Gifting is a powerful tool in estate planning. If you’re considering estate planning gifting strategies, it’s in your best interest to contact a knowledgeable Montgomery County Estate Planning Attorney, who can help you reduce the size of your taxable estate and provide financial assistance to your loved ones. Please continue reading to learn about the annual gift tax exclusion and lifetime exclusion work.
What is the Gift Tax?
According to the Internal Revenue Service (IRS), the gift tax is “a tax on the transfer of property by one individual to another, while receiving nothing, or less than full value, in return.” Essentially, if you give property or money to another or use income from property without expecting to receive something of at least equal value in return, it’s considered a gift. When calculating how much you can give away in gifts before owing taxes, you must consider the annual and lifetime gift tax limits.
If you exceed the annual gift tax exclusion, you must file a gift tax return with the IRS. The remainder of your contributions will be included in your lifetime gift tax exclusion. The 2023 federal gift tax limit is $17,000, and the lifetime gift limit is $12.92 million. If you gift more than this amount, you must file a federal gift tax return. However, if you exceed the annual exclusion, you may not have to pay any taxes unless you have also exceeded the lifetime gift tax exclusion. The 2024 gift tax limit is $18,000, and the lifetime gift limit is $13.61 million. It’s crucial to understand that you will only pay a gift tax on the amounts that exceed the allotted lifetime exclusion. The gift tax rate ranges from 18% to 40%.
How Does the Annual Gift Tax Exclusion Work?
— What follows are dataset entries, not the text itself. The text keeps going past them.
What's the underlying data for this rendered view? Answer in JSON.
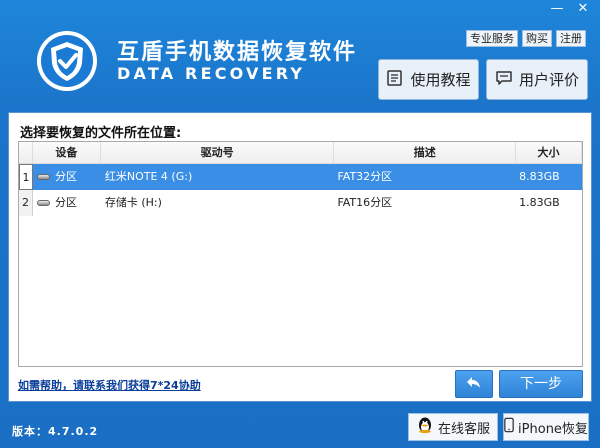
{
  "window": {
    "controls": {
      "minimize": "—",
      "close": "✕"
    }
  },
  "top_links": [
    "专业服务",
    "购买",
    "注册"
  ],
  "header": {
    "title_cn": "互盾手机数据恢复软件",
    "title_en": "DATA RECOVERY",
    "tutorial_label": "使用教程",
    "review_label": "用户评价"
  },
  "panel": {
    "title": "选择要恢复的文件所在位置:",
    "columns": [
      "设备",
      "驱动号",
      "描述",
      "大小"
    ],
    "rows": [
      {
        "num": "1",
        "device": "分区",
        "drive": "红米NOTE 4 (G:)",
        "desc": "FAT32分区",
        "size": "8.83GB",
        "selected": true
      },
      {
        "num": "2",
        "device": "分区",
        "drive": "存储卡 (H:)",
        "desc": "FAT16分区",
        "size": "1.83GB",
        "selected": false
      }
    ],
    "help_link": "如需帮助，请联系我们获得7*24协助",
    "next_label": "下一步"
  },
  "footer": {
    "version": "版本：4.7.0.2",
    "online_service": "在线客服",
    "iphone_recovery": "iPhone恢复"
  },
  "colors": {
    "accent": "#1b74c9",
    "selected_row": "#3a8ee6",
    "button_blue": "#2f83d6"
  }
}
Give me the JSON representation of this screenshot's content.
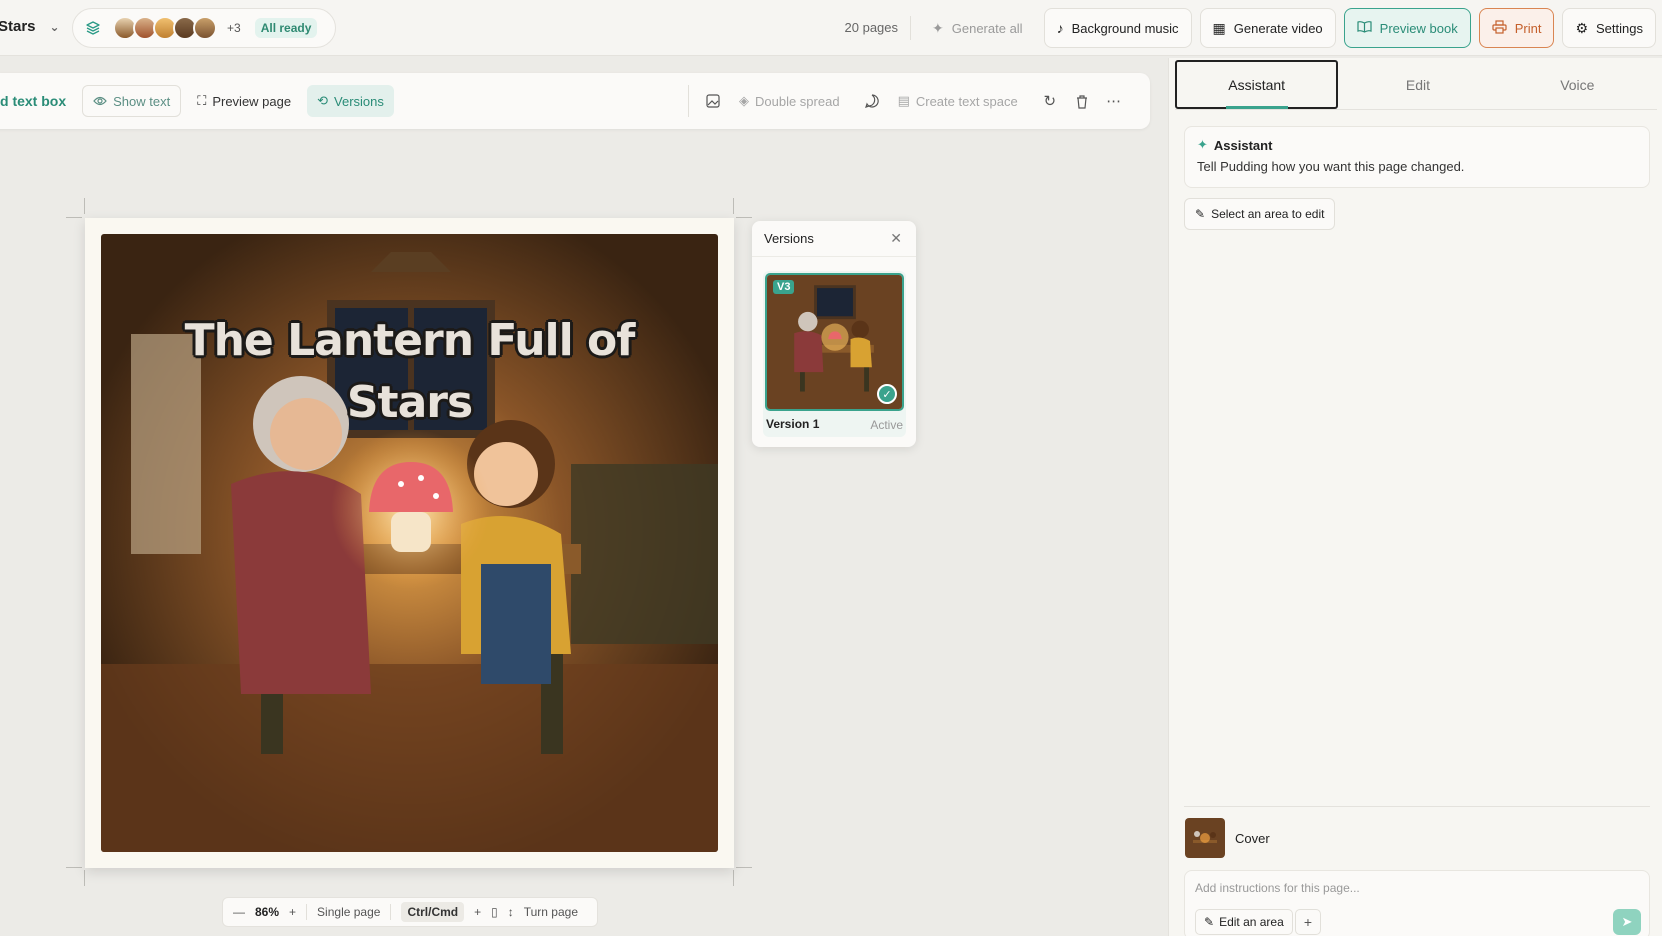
{
  "topbar": {
    "book_title": "Stars",
    "characters_more": "+3",
    "ready_status": "All ready",
    "pages_count": "20 pages",
    "generate_all": "Generate all",
    "background_music": "Background music",
    "generate_video": "Generate video",
    "preview_book": "Preview book",
    "print": "Print",
    "settings": "Settings"
  },
  "toolbar": {
    "add_text_box": "d text box",
    "show_text": "Show text",
    "preview_page": "Preview page",
    "versions": "Versions",
    "double_spread": "Double spread",
    "create_text_space": "Create text space"
  },
  "page": {
    "cover_title": "The Lantern Full of Stars"
  },
  "versions_popover": {
    "title": "Versions",
    "badge": "V3",
    "version_label": "Version 1",
    "status": "Active"
  },
  "zoom_bar": {
    "zoom": "86%",
    "mode": "Single page",
    "shortcut": "Ctrl/Cmd",
    "plus": "+",
    "turn_page": "Turn page"
  },
  "right_panel": {
    "tabs": [
      "Assistant",
      "Edit",
      "Voice"
    ],
    "assistant_title": "Assistant",
    "assistant_message": "Tell Pudding how you want this page changed.",
    "select_area": "Select an area to edit",
    "cover_label": "Cover",
    "instructions_placeholder": "Add instructions for this page...",
    "edit_area": "Edit an area"
  },
  "colors": {
    "accent": "#3aa38d",
    "print": "#c5602c"
  }
}
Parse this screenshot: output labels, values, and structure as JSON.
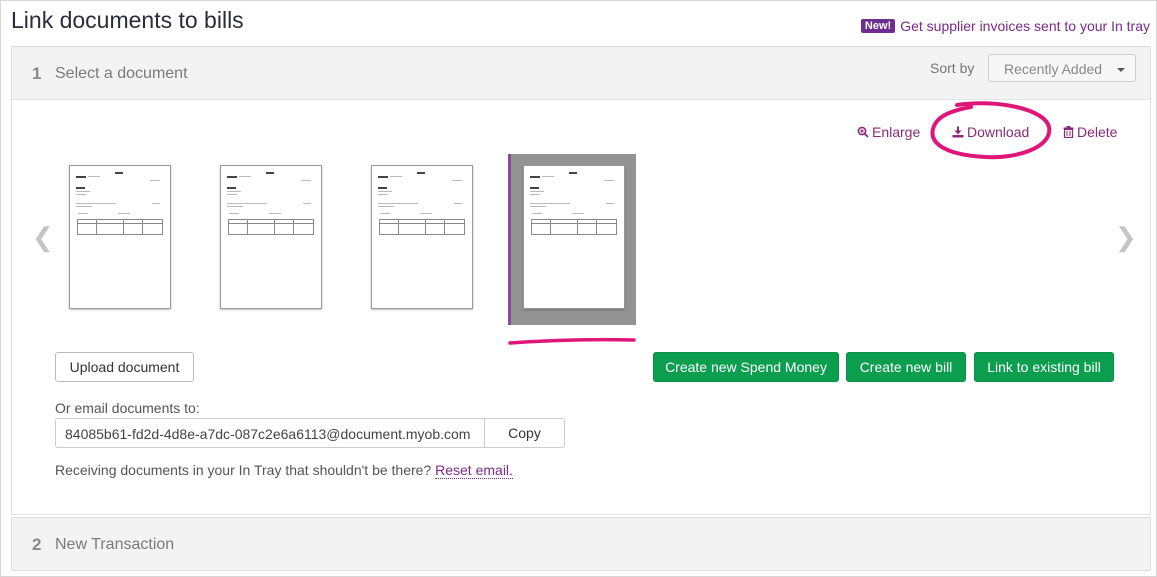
{
  "page": {
    "title": "Link documents to bills"
  },
  "promo": {
    "badge": "New!",
    "text": "Get supplier invoices sent to your In tray"
  },
  "step1": {
    "number": "1",
    "title": "Select a document",
    "sort_label": "Sort by",
    "sort_value": "Recently Added",
    "actions": {
      "enlarge": "Enlarge",
      "download": "Download",
      "delete": "Delete"
    },
    "thumbnail_count": 4,
    "selected_index": 4,
    "upload_label": "Upload document",
    "buttons": {
      "spend": "Create new Spend Money",
      "bill": "Create new bill",
      "link": "Link to existing bill"
    },
    "email_label": "Or email documents to:",
    "email_value": "84085b61-fd2d-4d8e-a7dc-087c2e6a6113@document.myob.com",
    "copy_label": "Copy",
    "receiving_text": "Receiving documents in your In Tray that shouldn't be there?",
    "reset_link": "Reset email."
  },
  "step2": {
    "number": "2",
    "title": "New Transaction"
  },
  "icons": {
    "enlarge": "magnifier-plus-icon",
    "download": "download-icon",
    "delete": "trash-icon",
    "prev": "chevron-left-icon",
    "next": "chevron-right-icon"
  },
  "colors": {
    "accent": "#8a2a7a",
    "primary_button": "#0a9e4e",
    "annotation": "#e0157a",
    "selected_frame": "#939393"
  }
}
The annual gift tax exclusion is a set amount by the IRS, which determines how much you can gift someone without having to report it on a gift tax return. If you exceeded the annual gift tax exclusion in cash or assets, such as stocks or land, to any one person during a fiscal tax year, you will need to file a gift tax return alongside your federal tax return the following year. Essentially, you have to disclose the gift with the IRS.
It’s important to understand that the annual gift tax exclusion is per recipient. This means the total sum of all your gifts doesn’t have to be $18,000. Instead, you can give $18,000 to your sibling, $18,000 to a friend, $18,000 to your cousin, and so on in 2024 without filing a gift tax return in 2025. However, gifts between spouses are unlimited, meaning they don’t require a gift tax return to the IRS.
How Does the Lifetime Exclusion Work?
The lifetime gift tax exclusion is a set amount of money the IRS permits you to give away throughout your lifetime without paying the federal gift tax. As mentioned above, you get a $12.92 million lifetime exclusion in 2023 and $13.61 million in 2024. Therefore, let’s say you give your sibling $60,000 in 2024; you have exceeded your $18,000 annual gift tax exclusion. This means you will need to file a gift tax return. However, you likely won’t have to pay a gift tax. This is because the extra $42,000 will count against your lifetime exclusion. During the following year, if you give your sibling another $60,000, this will add to another portion of your lifetime exclusion. Ultimately, if you don’t gift anything during your lifetime, you have your entire lifetime exclusion to use against your estate after your death.
For more information regarding gift taxes, please don’t hesitate to contact JD Katz.